**WHAT YOU WILL DO**
Output all of the data verbatim.

Dataset items:

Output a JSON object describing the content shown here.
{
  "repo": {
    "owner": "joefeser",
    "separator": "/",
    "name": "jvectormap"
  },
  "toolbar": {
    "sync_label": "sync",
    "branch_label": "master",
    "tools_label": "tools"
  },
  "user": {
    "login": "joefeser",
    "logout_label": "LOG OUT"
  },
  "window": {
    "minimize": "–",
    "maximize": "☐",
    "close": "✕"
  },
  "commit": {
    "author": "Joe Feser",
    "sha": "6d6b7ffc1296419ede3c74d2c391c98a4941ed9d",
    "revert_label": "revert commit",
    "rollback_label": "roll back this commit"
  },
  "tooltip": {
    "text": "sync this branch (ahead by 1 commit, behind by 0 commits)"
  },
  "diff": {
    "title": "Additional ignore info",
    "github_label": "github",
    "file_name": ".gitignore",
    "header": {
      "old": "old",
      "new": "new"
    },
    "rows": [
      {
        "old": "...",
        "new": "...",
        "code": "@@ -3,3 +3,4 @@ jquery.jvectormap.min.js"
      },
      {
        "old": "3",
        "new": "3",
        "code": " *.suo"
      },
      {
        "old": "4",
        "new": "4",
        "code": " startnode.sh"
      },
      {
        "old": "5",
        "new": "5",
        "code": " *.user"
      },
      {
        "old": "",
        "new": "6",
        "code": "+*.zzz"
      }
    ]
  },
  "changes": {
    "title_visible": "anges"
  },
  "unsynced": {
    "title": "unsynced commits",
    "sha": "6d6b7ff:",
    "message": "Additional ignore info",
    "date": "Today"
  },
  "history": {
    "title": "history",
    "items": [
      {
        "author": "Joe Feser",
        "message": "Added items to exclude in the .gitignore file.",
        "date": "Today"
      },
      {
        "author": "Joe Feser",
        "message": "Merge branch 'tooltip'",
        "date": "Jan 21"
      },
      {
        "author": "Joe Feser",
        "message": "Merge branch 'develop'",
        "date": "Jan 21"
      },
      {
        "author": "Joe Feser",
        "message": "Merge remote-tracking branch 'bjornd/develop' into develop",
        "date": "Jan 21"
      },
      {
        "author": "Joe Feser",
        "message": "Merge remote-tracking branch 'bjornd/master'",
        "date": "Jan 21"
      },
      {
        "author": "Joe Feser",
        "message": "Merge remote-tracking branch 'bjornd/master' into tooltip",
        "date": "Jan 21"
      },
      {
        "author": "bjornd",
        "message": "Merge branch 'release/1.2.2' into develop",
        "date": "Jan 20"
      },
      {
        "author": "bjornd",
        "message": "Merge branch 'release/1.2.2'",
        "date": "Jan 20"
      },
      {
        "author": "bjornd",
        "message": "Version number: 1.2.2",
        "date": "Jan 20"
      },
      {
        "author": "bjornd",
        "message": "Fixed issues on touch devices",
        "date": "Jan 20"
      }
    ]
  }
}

**SOLUTION FOR THIS TASK**
Output a JSON object describing the content shown here.
{
  "repo": {
    "owner": "joefeser",
    "separator": "/",
    "name": "jvectormap"
  },
  "toolbar": {
    "sync_label": "sync",
    "branch_label": "master",
    "tools_label": "tools"
  },
  "user": {
    "login": "joefeser",
    "logout_label": "LOG OUT"
  },
  "window": {
    "minimize": "–",
    "maximize": "☐",
    "close": "✕"
  },
  "commit": {
    "author": "Joe Feser",
    "sha": "6d6b7ffc1296419ede3c74d2c391c98a4941ed9d",
    "revert_label": "revert commit",
    "rollback_label": "roll back this commit"
  },
  "tooltip": {
    "text": "sync this branch (ahead by 1 commit, behind by 0 commits)"
  },
  "diff": {
    "title": "Additional ignore info",
    "github_label": "github",
    "file_name": ".gitignore",
    "header": {
      "old": "old",
      "new": "new"
    },
    "rows": [
      {
        "old": "...",
        "new": "...",
        "code": "@@ -3,3 +3,4 @@ jquery.jvectormap.min.js"
      },
      {
        "old": "3",
        "new": "3",
        "code": " *.suo"
      },
      {
        "old": "4",
        "new": "4",
        "code": " startnode.sh"
      },
      {
        "old": "5",
        "new": "5",
        "code": " *.user"
      },
      {
        "old": "",
        "new": "6",
        "code": "+*.zzz"
      }
    ]
  },
  "changes": {
    "title_visible": "anges"
  },
  "unsynced": {
    "title": "unsynced commits",
    "sha": "6d6b7ff:",
    "message": "Additional ignore info",
    "date": "Today"
  },
  "history": {
    "title": "history",
    "items": [
      {
        "author": "Joe Feser",
        "message": "Added items to exclude in the .gitignore file.",
        "date": "Today"
      },
      {
        "author": "Joe Feser",
        "message": "Merge branch 'tooltip'",
        "date": "Jan 21"
      },
      {
        "author": "Joe Feser",
        "message": "Merge branch 'develop'",
        "date": "Jan 21"
      },
      {
        "author": "Joe Feser",
        "message": "Merge remote-tracking branch 'bjornd/develop' into develop",
        "date": "Jan 21"
      },
      {
        "author": "Joe Feser",
        "message": "Merge remote-tracking branch 'bjornd/master'",
        "date": "Jan 21"
      },
      {
        "author": "Joe Feser",
        "message": "Merge remote-tracking branch 'bjornd/master' into tooltip",
        "date": "Jan 21"
      },
      {
        "author": "bjornd",
        "message": "Merge branch 'release/1.2.2' into develop",
        "date": "Jan 20"
      },
      {
        "author": "bjornd",
        "message": "Merge branch 'release/1.2.2'",
        "date": "Jan 20"
      },
      {
        "author": "bjornd",
        "message": "Version number: 1.2.2",
        "date": "Jan 20"
      },
      {
        "author": "bjornd",
        "message": "Fixed issues on touch devices",
        "date": "Jan 20"
      }
    ]
  }
}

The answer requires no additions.